Chief executive Willie Walsh said he believed the airline's "final" offer rejected by Unite members last month still formed the basis of a resolution to the bitter row.
He also made clear he was pressing ahead with contingency plans to deal with further strikes, saying he was confident of running 100% of long-haul flights if there is more industrial action.
Cabin crew have taken 22 days of strike action since March and further walkouts could take place from September unless the peace talks, being held at the conciliation service Acas, lead to a deal.
The wave of strikes by cabin crew, coupled with disruption caused by Iceland's volcanic ash cloud, sent BA £164 million into the red for the three months to June, the carrier reported last week.

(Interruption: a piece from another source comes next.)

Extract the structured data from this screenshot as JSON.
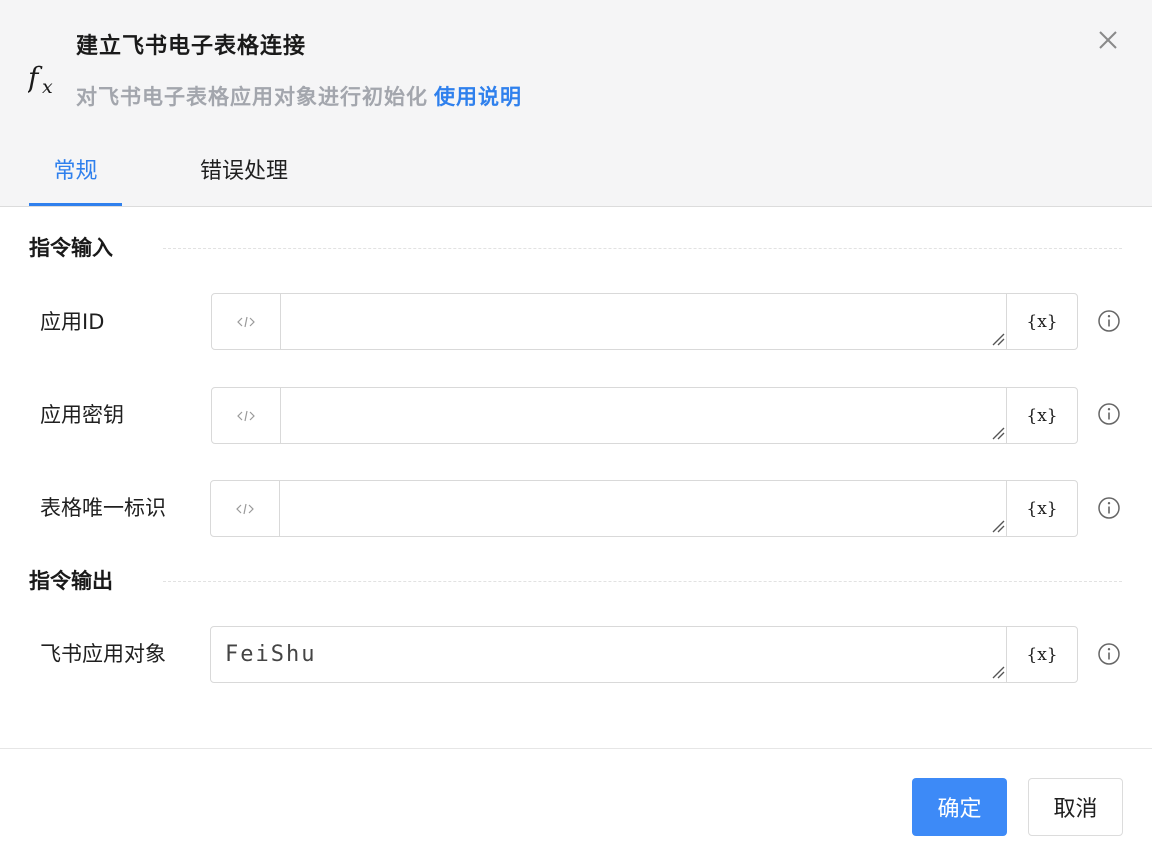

Mr Walsh said: "We continue to train volunteer cabin crew and that programme is going very well. I am looking forward to hearing what the trade union has to say in light of the poor turnout in the last ballot. I want to reach a resolution but we are preparing for further industrial action. I am confident we will operate 100% of our long-haul services and we are looking at the short-haul programme."
Mr Walsh said the last deal put forward by BA was the "best and final offer" which he described as "very fair", adding: "If the union wanted to bring an end to the dispute, they would have looked to get an agreement and acceptance of the proposal.
Unite's joint leader Derek Simpson said: "This is a dispute over £10 million. Contrast that with the £164 million in losses this quarter alone and questions must be asked about the direction of BA's management and the sense of them maintaining this dispute with cabin crew.
"It is important to remember that, on every call in this dispute, BA's management has got it wrong. It claimed that crew would accept the offer if Unite put it to them; they did not. Only 15% voted in favour, with 85% finding no appeal in it at all. BA also claimed that the majority of crew worked during the dispute but we have processed over 7,000 claims for strike pay - that means 70% of Heathrow crew, the backbone of the BA operation, took strike action.
"These losses bring no pleasure to Unite. It is never our intention to see BA struggle. We would far prefer to see it thrive and the way to ensure this is to settle peacefully with cabin crew."